**PROMPT**.
Leave the images aside and repeat the whole listing exactly.

# # # # # # #

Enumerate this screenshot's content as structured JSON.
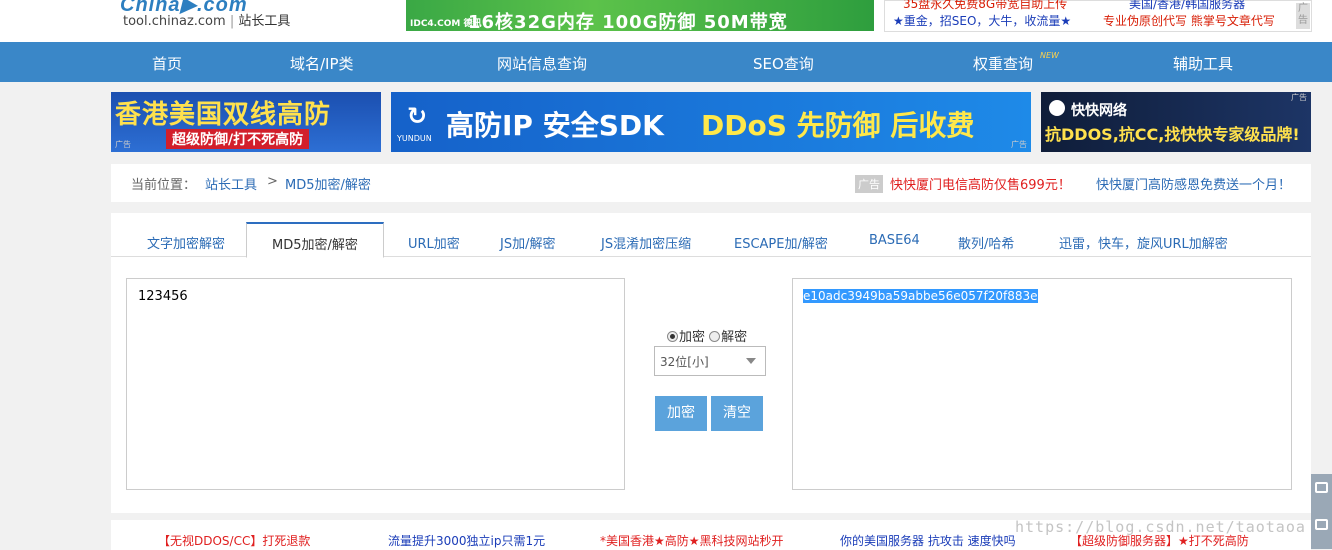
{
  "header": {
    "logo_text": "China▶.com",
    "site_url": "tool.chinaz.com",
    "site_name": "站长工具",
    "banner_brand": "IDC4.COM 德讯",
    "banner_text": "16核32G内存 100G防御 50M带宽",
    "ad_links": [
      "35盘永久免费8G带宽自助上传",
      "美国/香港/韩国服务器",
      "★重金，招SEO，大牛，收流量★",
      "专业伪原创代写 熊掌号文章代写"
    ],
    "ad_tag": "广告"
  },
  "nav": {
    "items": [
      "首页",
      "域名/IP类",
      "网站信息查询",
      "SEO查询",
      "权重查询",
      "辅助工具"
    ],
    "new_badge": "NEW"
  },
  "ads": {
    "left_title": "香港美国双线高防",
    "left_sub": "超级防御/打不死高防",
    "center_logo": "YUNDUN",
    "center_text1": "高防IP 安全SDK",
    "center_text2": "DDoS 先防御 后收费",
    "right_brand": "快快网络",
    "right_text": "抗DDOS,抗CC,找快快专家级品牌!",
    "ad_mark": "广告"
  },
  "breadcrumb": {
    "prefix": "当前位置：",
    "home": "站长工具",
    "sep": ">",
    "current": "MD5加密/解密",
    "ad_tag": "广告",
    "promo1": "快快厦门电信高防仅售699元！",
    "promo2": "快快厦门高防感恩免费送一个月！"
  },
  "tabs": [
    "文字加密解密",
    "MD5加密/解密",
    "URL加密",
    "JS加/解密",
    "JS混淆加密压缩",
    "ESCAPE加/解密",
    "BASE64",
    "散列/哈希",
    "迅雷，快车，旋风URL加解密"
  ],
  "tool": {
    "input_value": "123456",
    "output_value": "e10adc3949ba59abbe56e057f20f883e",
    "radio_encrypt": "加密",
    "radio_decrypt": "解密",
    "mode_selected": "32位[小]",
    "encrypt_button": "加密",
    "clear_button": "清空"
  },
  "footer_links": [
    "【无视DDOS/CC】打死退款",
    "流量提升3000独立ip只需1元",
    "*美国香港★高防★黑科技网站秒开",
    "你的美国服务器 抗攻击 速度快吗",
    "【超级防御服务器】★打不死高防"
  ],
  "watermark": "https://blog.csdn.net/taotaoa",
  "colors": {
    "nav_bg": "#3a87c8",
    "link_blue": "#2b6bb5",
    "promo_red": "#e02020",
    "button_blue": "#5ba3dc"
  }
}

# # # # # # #

**TASK OUTPUT**.
Enumerate this screenshot's content as structured JSON.
{
  "header": {
    "logo_text": "China▶.com",
    "site_url": "tool.chinaz.com",
    "site_name": "站长工具",
    "banner_brand": "IDC4.COM 德讯",
    "banner_text": "16核32G内存 100G防御 50M带宽",
    "ad_links": [
      "35盘永久免费8G带宽自助上传",
      "美国/香港/韩国服务器",
      "★重金，招SEO，大牛，收流量★",
      "专业伪原创代写 熊掌号文章代写"
    ],
    "ad_tag": "广告"
  },
  "nav": {
    "items": [
      "首页",
      "域名/IP类",
      "网站信息查询",
      "SEO查询",
      "权重查询",
      "辅助工具"
    ],
    "new_badge": "NEW"
  },
  "ads": {
    "left_title": "香港美国双线高防",
    "left_sub": "超级防御/打不死高防",
    "center_logo": "YUNDUN",
    "center_text1": "高防IP 安全SDK",
    "center_text2": "DDoS 先防御 后收费",
    "right_brand": "快快网络",
    "right_text": "抗DDOS,抗CC,找快快专家级品牌!",
    "ad_mark": "广告"
  },
  "breadcrumb": {
    "prefix": "当前位置：",
    "home": "站长工具",
    "sep": ">",
    "current": "MD5加密/解密",
    "ad_tag": "广告",
    "promo1": "快快厦门电信高防仅售699元！",
    "promo2": "快快厦门高防感恩免费送一个月！"
  },
  "tabs": [
    "文字加密解密",
    "MD5加密/解密",
    "URL加密",
    "JS加/解密",
    "JS混淆加密压缩",
    "ESCAPE加/解密",
    "BASE64",
    "散列/哈希",
    "迅雷，快车，旋风URL加解密"
  ],
  "tool": {
    "input_value": "123456",
    "output_value": "e10adc3949ba59abbe56e057f20f883e",
    "radio_encrypt": "加密",
    "radio_decrypt": "解密",
    "mode_selected": "32位[小]",
    "encrypt_button": "加密",
    "clear_button": "清空"
  },
  "footer_links": [
    "【无视DDOS/CC】打死退款",
    "流量提升3000独立ip只需1元",
    "*美国香港★高防★黑科技网站秒开",
    "你的美国服务器 抗攻击 速度快吗",
    "【超级防御服务器】★打不死高防"
  ],
  "watermark": "https://blog.csdn.net/taotaoa",
  "colors": {
    "nav_bg": "#3a87c8",
    "link_blue": "#2b6bb5",
    "promo_red": "#e02020",
    "button_blue": "#5ba3dc"
  }
}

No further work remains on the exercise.